*PROBLEM TO WORK ON*:
Once the line holding "Convert this screenshot" is found in the entries below, restate it and each line after it word for word, with no pictures.

----------------------------------------

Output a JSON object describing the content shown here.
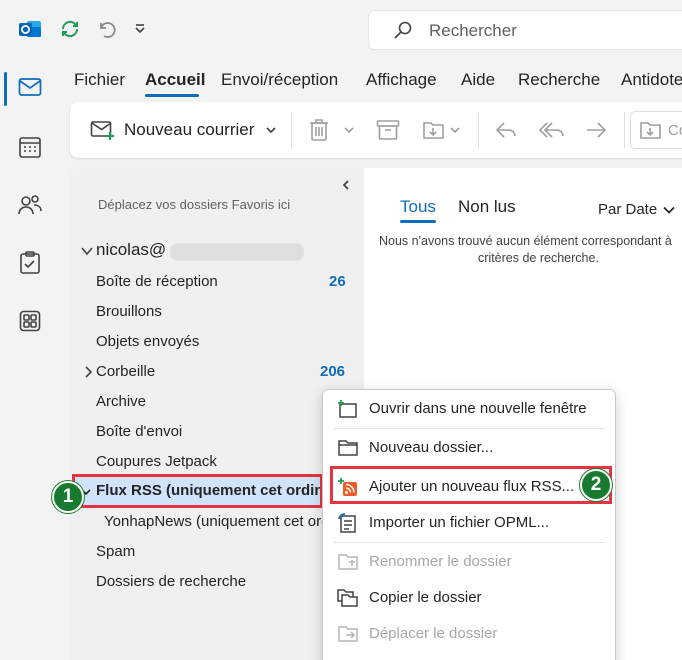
{
  "search": {
    "placeholder": "Rechercher"
  },
  "ribbon": {
    "tabs": [
      {
        "label": "Fichier"
      },
      {
        "label": "Accueil",
        "active": true
      },
      {
        "label": "Envoi/réception"
      },
      {
        "label": "Affichage"
      },
      {
        "label": "Aide"
      },
      {
        "label": "Recherche"
      },
      {
        "label": "Antidote"
      }
    ]
  },
  "toolbar": {
    "new_mail_label": "Nouveau courrier"
  },
  "folders": {
    "favorites_hint": "Déplacez vos dossiers Favoris ici",
    "account": "nicolas@",
    "items": [
      {
        "label": "Boîte de réception",
        "count": "26"
      },
      {
        "label": "Brouillons"
      },
      {
        "label": "Objets envoyés"
      },
      {
        "label": "Corbeille",
        "count": "206"
      },
      {
        "label": "Archive"
      },
      {
        "label": "Boîte d'envoi"
      },
      {
        "label": "Coupures Jetpack"
      },
      {
        "label": "Flux RSS (uniquement cet ordinateur)"
      },
      {
        "label": "YonhapNews (uniquement cet ordinateur)"
      },
      {
        "label": "Spam"
      },
      {
        "label": "Dossiers de recherche"
      }
    ]
  },
  "message_list": {
    "tab_all": "Tous",
    "tab_unread": "Non lus",
    "sort_label": "Par Date",
    "empty_line1": "Nous n'avons trouvé aucun élément correspondant à",
    "empty_line2": "critères de recherche."
  },
  "context_menu": {
    "items": [
      {
        "label": "Ouvrir dans une nouvelle fenêtre"
      },
      {
        "label": "Nouveau dossier..."
      },
      {
        "label": "Ajouter un nouveau flux RSS..."
      },
      {
        "label": "Importer un fichier OPML..."
      },
      {
        "label": "Renommer le dossier",
        "disabled": true
      },
      {
        "label": "Copier le dossier"
      },
      {
        "label": "Déplacer le dossier",
        "disabled": true
      }
    ]
  },
  "callouts": {
    "step1": "1",
    "step2": "2"
  },
  "colors": {
    "accent": "#0f6cbd",
    "highlight": "#e5343f",
    "badge": "#187a2e",
    "rss": "#f05a28"
  }
}
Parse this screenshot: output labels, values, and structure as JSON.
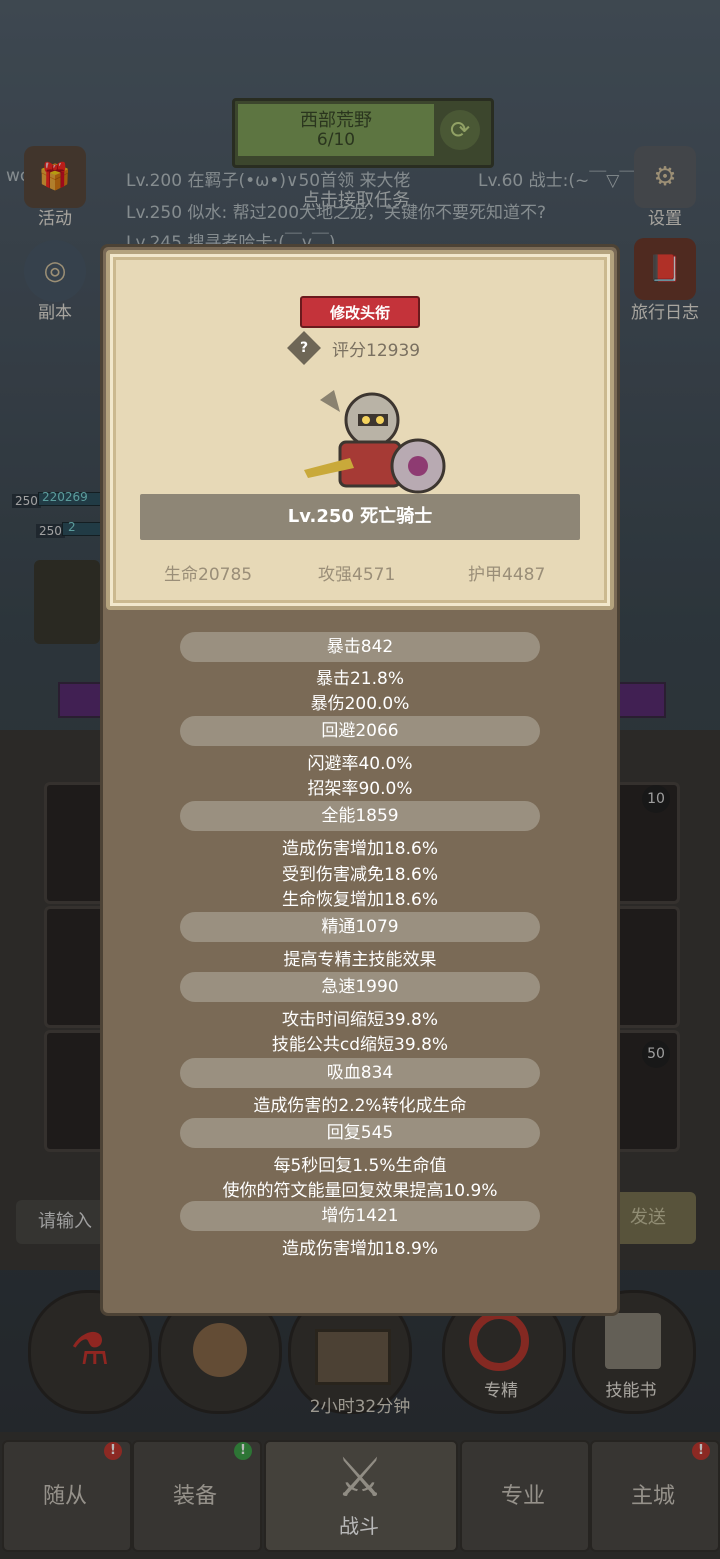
{
  "zone": {
    "title": "西部荒野",
    "progress": "6/10",
    "prompt": "点击接取任务"
  },
  "chat": [
    "Lv.200 在羁子(•ω•)∨50首领 来大佬",
    "Lv.60 战士:(~￣▽￣)~**",
    "Lv.250 似水: 帮过200大地之龙，关键你不要死知道不?",
    "Lv.245 搜寻者哈卡:(￣v￣)"
  ],
  "user_tag": "wowei",
  "side_left": [
    {
      "label": "活动",
      "icon": "gift-icon"
    },
    {
      "label": "副本",
      "icon": "portal-icon"
    }
  ],
  "side_right": [
    {
      "label": "设置",
      "icon": "gear-icon"
    },
    {
      "label": "旅行日志",
      "icon": "book-icon"
    }
  ],
  "party": [
    {
      "level": "250",
      "hp": "220269"
    },
    {
      "level": "250",
      "hp": "2"
    }
  ],
  "slots_right_numbers": [
    "10",
    "50"
  ],
  "chat_input_placeholder": "请输入",
  "send_label": "发送",
  "action_buttons": [
    {
      "label": "",
      "icon": "potion-icon"
    },
    {
      "label": "",
      "icon": "bread-icon"
    },
    {
      "label": "",
      "icon": "chest-icon"
    },
    {
      "label": "专精",
      "icon": "spec-icon"
    },
    {
      "label": "技能书",
      "icon": "skillbook-icon"
    }
  ],
  "timer": "2小时32分钟",
  "tabs": [
    {
      "label": "随从",
      "badge": "!",
      "badge_color": "red"
    },
    {
      "label": "装备",
      "badge": "!",
      "badge_color": "green"
    },
    {
      "label": "战斗",
      "badge": "",
      "badge_color": ""
    },
    {
      "label": "专业",
      "badge": "",
      "badge_color": ""
    },
    {
      "label": "主城",
      "badge": "!",
      "badge_color": "red"
    }
  ],
  "modal": {
    "rename_button": "修改头衔",
    "score": "评分12939",
    "character": "Lv.250 死亡骑士",
    "stats": {
      "hp": "生命20785",
      "attack": "攻强4571",
      "armor": "护甲4487"
    },
    "sections": [
      {
        "title": "暴击842",
        "lines": [
          "暴击21.8%",
          "暴伤200.0%"
        ]
      },
      {
        "title": "回避2066",
        "lines": [
          "闪避率40.0%",
          "招架率90.0%"
        ]
      },
      {
        "title": "全能1859",
        "lines": [
          "造成伤害增加18.6%",
          "受到伤害减免18.6%",
          "生命恢复增加18.6%"
        ]
      },
      {
        "title": "精通1079",
        "lines": [
          "提高专精主技能效果"
        ]
      },
      {
        "title": "急速1990",
        "lines": [
          "攻击时间缩短39.8%",
          "技能公共cd缩短39.8%"
        ]
      },
      {
        "title": "吸血834",
        "lines": [
          "造成伤害的2.2%转化成生命"
        ]
      },
      {
        "title": "回复545",
        "lines": [
          "每5秒回复1.5%生命值",
          "使你的符文能量回复效果提高10.9%"
        ]
      },
      {
        "title": "增伤1421",
        "lines": [
          "造成伤害增加18.9%"
        ]
      }
    ]
  }
}
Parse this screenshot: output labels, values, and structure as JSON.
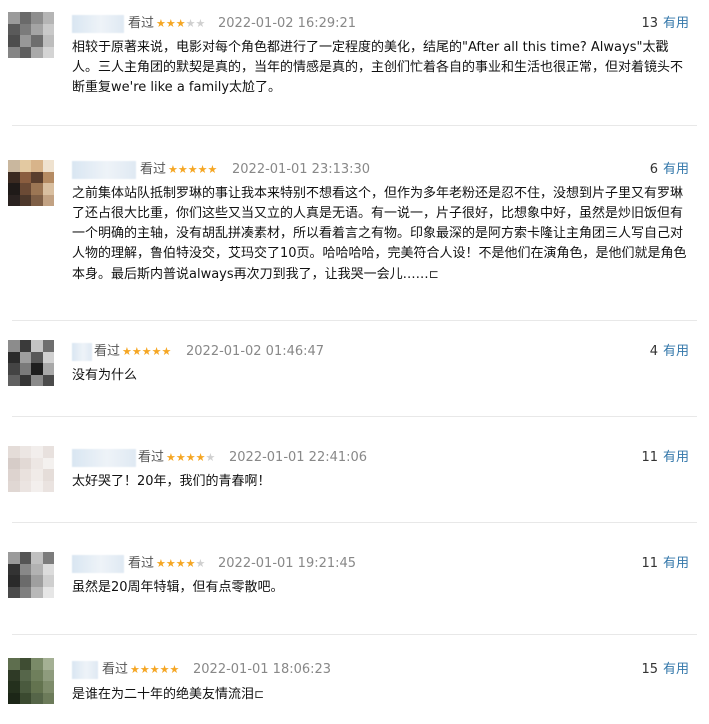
{
  "useful_label": "有用",
  "watched_label": "看过",
  "colors": {
    "star_on": "#f5a623",
    "star_off": "#d0d0d0",
    "link": "#3377aa"
  },
  "comments": [
    {
      "status": "看过",
      "rating": 3,
      "time": "2022-01-02 16:29:21",
      "useful_count": "13",
      "text": "相较于原著来说，电影对每个角色都进行了一定程度的美化，结尾的\"After all this time? Always\"太戳人。三人主角团的默契是真的，当年的情感是真的，主创们忙着各自的事业和生活也很正常，但对着镜头不断重复we're like a family太尬了。"
    },
    {
      "status": "看过",
      "rating": 5,
      "time": "2022-01-01 23:13:30",
      "useful_count": "6",
      "text": "之前集体站队抵制罗琳的事让我本来特别不想看这个，但作为多年老粉还是忍不住，没想到片子里又有罗琳了还占很大比重，你们这些又当又立的人真是无语。有一说一，片子很好，比想象中好，虽然是炒旧饭但有一个明确的主轴，没有胡乱拼凑素材，所以看着言之有物。印象最深的是阿方索卡隆让主角团三人写自己对人物的理解，鲁伯特没交，艾玛交了10页。哈哈哈哈，完美符合人设！不是他们在演角色，是他们就是角色本身。最后斯内普说always再次刀到我了，让我哭一会儿……",
      "more": "⊏"
    },
    {
      "status": "看过",
      "rating": 5,
      "time": "2022-01-02 01:46:47",
      "useful_count": "4",
      "text": "没有为什么"
    },
    {
      "status": "看过",
      "rating": 4,
      "time": "2022-01-01 22:41:06",
      "useful_count": "11",
      "text": "太好哭了！20年，我们的青春啊！"
    },
    {
      "status": "看过",
      "rating": 4,
      "time": "2022-01-01 19:21:45",
      "useful_count": "11",
      "text": "虽然是20周年特辑，但有点零散吧。"
    },
    {
      "status": "看过",
      "rating": 5,
      "time": "2022-01-01 18:06:23",
      "useful_count": "15",
      "text": "是谁在为二十年的绝美友情流泪",
      "more": "⊏"
    }
  ]
}
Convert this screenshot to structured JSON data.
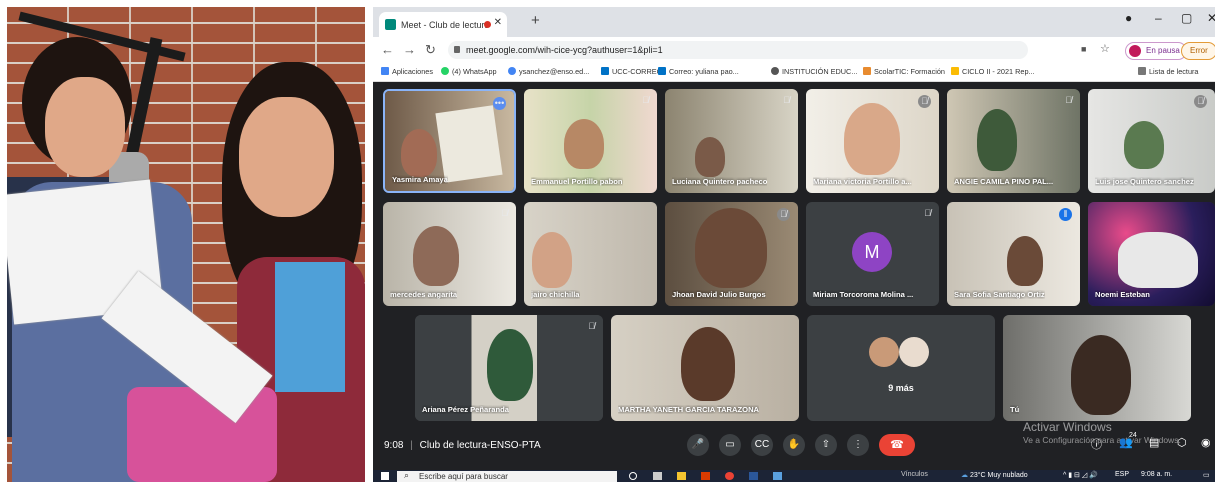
{
  "browser": {
    "tab_title": "Meet - Club de lectura-ENSC",
    "url": "meet.google.com/wih-cice-ycg?authuser=1&pli=1",
    "profile_status": "En pausa",
    "error_label": "Error"
  },
  "bookmarks": [
    "Aplicaciones",
    "(4) WhatsApp",
    "ysanchez@enso.ed...",
    "UCC-CORREO",
    "Correo: yuliana pao...",
    "INSTITUCIÓN EDUC...",
    "ScolarTIC: Formación",
    "CICLO II - 2021 Rep...",
    "Lista de lectura"
  ],
  "participants_row1": [
    {
      "name": "Yasmira Amaya"
    },
    {
      "name": "Emmanuel Portillo pabon"
    },
    {
      "name": "Luciana Quintero pacheco"
    },
    {
      "name": "Mariana victoria Portillo a..."
    },
    {
      "name": "ANGIE CAMILA PINO PAL..."
    },
    {
      "name": "Luis jose Quintero sanchez"
    }
  ],
  "participants_row2": [
    {
      "name": "mercedes angarita"
    },
    {
      "name": "jairo chichilla"
    },
    {
      "name": "Jhoan David Julio Burgos"
    },
    {
      "name": "Miriam Torcoroma Molina ...",
      "avatar": "M"
    },
    {
      "name": "Sara Sofia Santiago Ortiz"
    },
    {
      "name": "Noemi Esteban"
    }
  ],
  "participants_row3": [
    {
      "name": "Ariana Pérez Peñaranda"
    },
    {
      "name": "MARTHA YANETH GARCIA TARAZONA"
    },
    {
      "name": "9 más"
    },
    {
      "name": "Tú"
    }
  ],
  "meeting": {
    "time": "9:08",
    "title": "Club de lectura-ENSO-PTA",
    "participant_count": "24"
  },
  "watermark": {
    "title": "Activar Windows",
    "subtitle": "Ve a Configuración para activar Windows."
  },
  "taskbar": {
    "search_placeholder": "Escribe aquí para buscar",
    "links": "Vínculos",
    "weather": "23°C  Muy nublado",
    "lang": "ESP",
    "clock": "9:08 a. m."
  },
  "colors": {
    "meet_bg": "#202124",
    "tile_bg": "#3c4043",
    "hangup": "#ea4335",
    "active_border": "#8ab4f8"
  }
}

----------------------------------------

*ANSWER BOX*:
Convert this screenshot to structured JSON data.
{
  "browser": {
    "tab_title": "Meet - Club de lectura-ENSC",
    "url": "meet.google.com/wih-cice-ycg?authuser=1&pli=1",
    "profile_status": "En pausa",
    "error_label": "Error"
  },
  "bookmarks": [
    "Aplicaciones",
    "(4) WhatsApp",
    "ysanchez@enso.ed...",
    "UCC-CORREO",
    "Correo: yuliana pao...",
    "INSTITUCIÓN EDUC...",
    "ScolarTIC: Formación",
    "CICLO II - 2021 Rep...",
    "Lista de lectura"
  ],
  "participants_row1": [
    {
      "name": "Yasmira Amaya"
    },
    {
      "name": "Emmanuel Portillo pabon"
    },
    {
      "name": "Luciana Quintero pacheco"
    },
    {
      "name": "Mariana victoria Portillo a..."
    },
    {
      "name": "ANGIE CAMILA PINO PAL..."
    },
    {
      "name": "Luis jose Quintero sanchez"
    }
  ],
  "participants_row2": [
    {
      "name": "mercedes angarita"
    },
    {
      "name": "jairo chichilla"
    },
    {
      "name": "Jhoan David Julio Burgos"
    },
    {
      "name": "Miriam Torcoroma Molina ...",
      "avatar": "M"
    },
    {
      "name": "Sara Sofia Santiago Ortiz"
    },
    {
      "name": "Noemi Esteban"
    }
  ],
  "participants_row3": [
    {
      "name": "Ariana Pérez Peñaranda"
    },
    {
      "name": "MARTHA YANETH GARCIA TARAZONA"
    },
    {
      "name": "9 más"
    },
    {
      "name": "Tú"
    }
  ],
  "meeting": {
    "time": "9:08",
    "title": "Club de lectura-ENSO-PTA",
    "participant_count": "24"
  },
  "watermark": {
    "title": "Activar Windows",
    "subtitle": "Ve a Configuración para activar Windows."
  },
  "taskbar": {
    "search_placeholder": "Escribe aquí para buscar",
    "links": "Vínculos",
    "weather": "23°C  Muy nublado",
    "lang": "ESP",
    "clock": "9:08 a. m."
  },
  "colors": {
    "meet_bg": "#202124",
    "tile_bg": "#3c4043",
    "hangup": "#ea4335",
    "active_border": "#8ab4f8"
  }
}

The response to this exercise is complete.